The sounds on the DVD -- richly and cleanly reproduced, by the way -- are full-on abstract, but listenable. Borgo’s saxes and flutes waft and echo, matched in small groups with a wide sampling of musicians, many of whom use electronics either as a starting point or to treat their instruments. They aren’t messing around, either; most of the selections develop like short stories -- characters, narratives, twists of fate.

Borgo came up with many of the visuals; other artists also contributed.
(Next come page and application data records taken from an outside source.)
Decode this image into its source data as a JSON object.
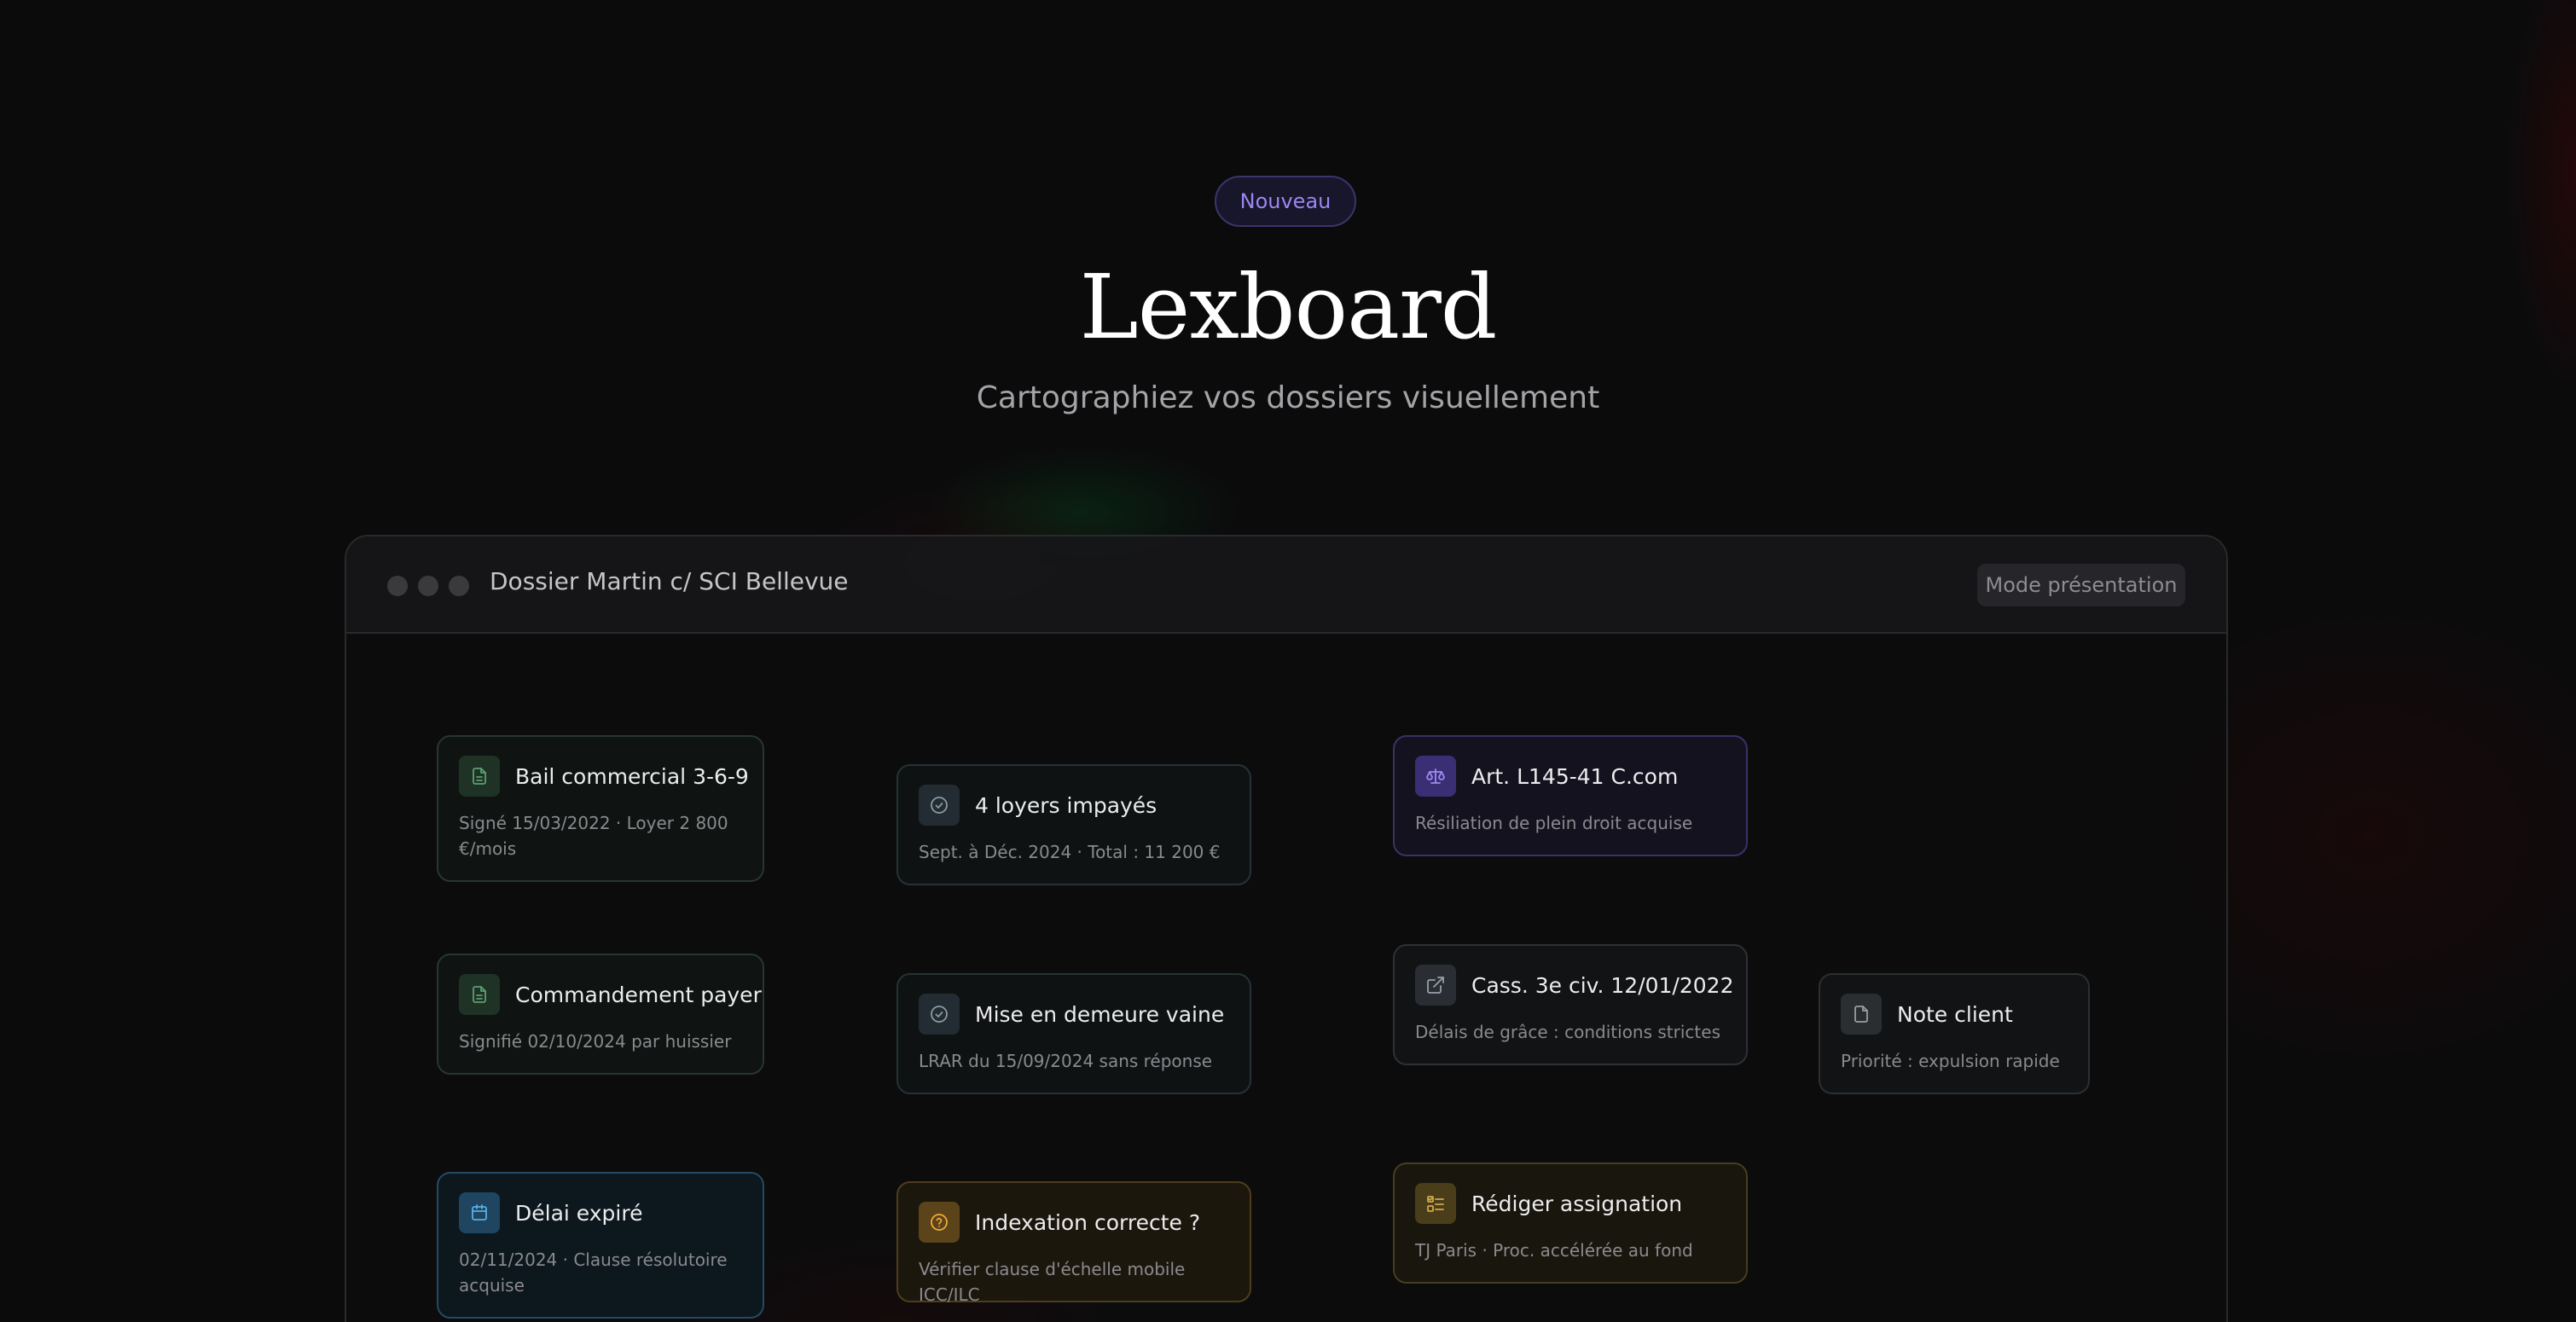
{
  "hero": {
    "badge": "Nouveau",
    "title": "Lexboard",
    "subtitle": "Cartographiez vos dossiers visuellement"
  },
  "window": {
    "title": "Dossier Martin c/ SCI Bellevue",
    "mode_button": "Mode présentation"
  },
  "nodes": [
    {
      "id": "bail",
      "icon": "document-icon",
      "title": "Bail commercial 3-6-9",
      "desc": "Signé 15/03/2022 · Loyer 2 800 €/mois"
    },
    {
      "id": "loyers",
      "icon": "check-circle-icon",
      "title": "4 loyers impayés",
      "desc": "Sept. à Déc. 2024 · Total : 11 200 €"
    },
    {
      "id": "article",
      "icon": "scales-icon",
      "title": "Art. L145-41 C.com",
      "desc": "Résiliation de plein droit acquise"
    },
    {
      "id": "commandement",
      "icon": "document-icon",
      "title": "Commandement payer",
      "desc": "Signifié 02/10/2024 par huissier"
    },
    {
      "id": "mise-en-demeure",
      "icon": "check-circle-icon",
      "title": "Mise en demeure vaine",
      "desc": "LRAR du 15/09/2024 sans réponse"
    },
    {
      "id": "cassation",
      "icon": "external-link-icon",
      "title": "Cass. 3e civ. 12/01/2022",
      "desc": "Délais de grâce : conditions strictes"
    },
    {
      "id": "note",
      "icon": "note-icon",
      "title": "Note client",
      "desc": "Priorité : expulsion rapide"
    },
    {
      "id": "delai",
      "icon": "calendar-icon",
      "title": "Délai expiré",
      "desc": "02/11/2024 · Clause résolutoire acquise"
    },
    {
      "id": "indexation",
      "icon": "question-circle-icon",
      "title": "Indexation correcte ?",
      "desc": "Vérifier clause d'échelle mobile ICC/ILC"
    },
    {
      "id": "assignation",
      "icon": "checklist-icon",
      "title": "Rédiger assignation",
      "desc": "TJ Paris · Proc. accélérée au fond"
    }
  ],
  "colors": {
    "accent": "#9b86ee",
    "background": "#0b0b0c",
    "doc": "#5e9e72",
    "check": "#8a9aa4",
    "law": "#a08af0",
    "calendar": "#5aaee6",
    "question": "#f0a838",
    "task": "#d2a84c"
  }
}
The best example is Borgo’s own “Fractal Worlds,” where sea-snake tendrils undulate to a romantic violin and a caressing sax; the scene changes subtly from underwater to outer space, the music from forward to backward, in a vividly colorful observation on cosmic cycles. In “A Rhetorical Answer,” an aerial target screen records structures blown to hell as an impersonal digital soundtrack clicks along. Geometric worms alternate with dilating circles as the music squeezes and bends in “Rivers of Silicon.” The hypnotic wave forms and bright dancing diamonds of “Lexicon-Sonate Improv” balance beautifully with Borgo’s wistful sopranino and some algorithm-triggered electronic klonks. Synths mutter underneath a Tarkovsky-like orange void in the title film.

In addition to its function as ponderable art, most of this stuff would make a great party background, especially on a big screen. As visualizing programs improve, too, it will be worth watching how Borgo’s approach evolves. Huge potential. You can check out all the videos ***********http://music.ucsd.edu/~dborgo/David_Borgo/DVD.html here.

Now to the CD. Not just an experimentalist, Borgo has coordinated the DVD’s release with an entirely separate album most any jazz fan can slap on and dig: “Initial Conditions.” His trio with bassist Gunnar Biggs and drummer Duncan Moore can it all, but first of all they want you to know they swing -- Sonny Rollins-style or with a taste of that old downtown blues.

Hold on, though -- they’re taking off around the world with bass-riff-centered numbers from Africa and the Near East, and offering a taste of New Orleans to wrap things up. The open trio format makes the geography-jumping easy, just three guys out for a groove. And when they pay a couple of visits to Ornette along the way, you begin to understand that, hey, he’s part of the world tradition, too. All three sound like they’re having a blast, and with Borgo working two saxes and two flutes, it never gets samey.

No kidding, “Initial Conditions” will spend more time in your deck than any Wynton Marsalis record -- or even anything Sonny Rollins has done in about 40 years. It’s got the feel.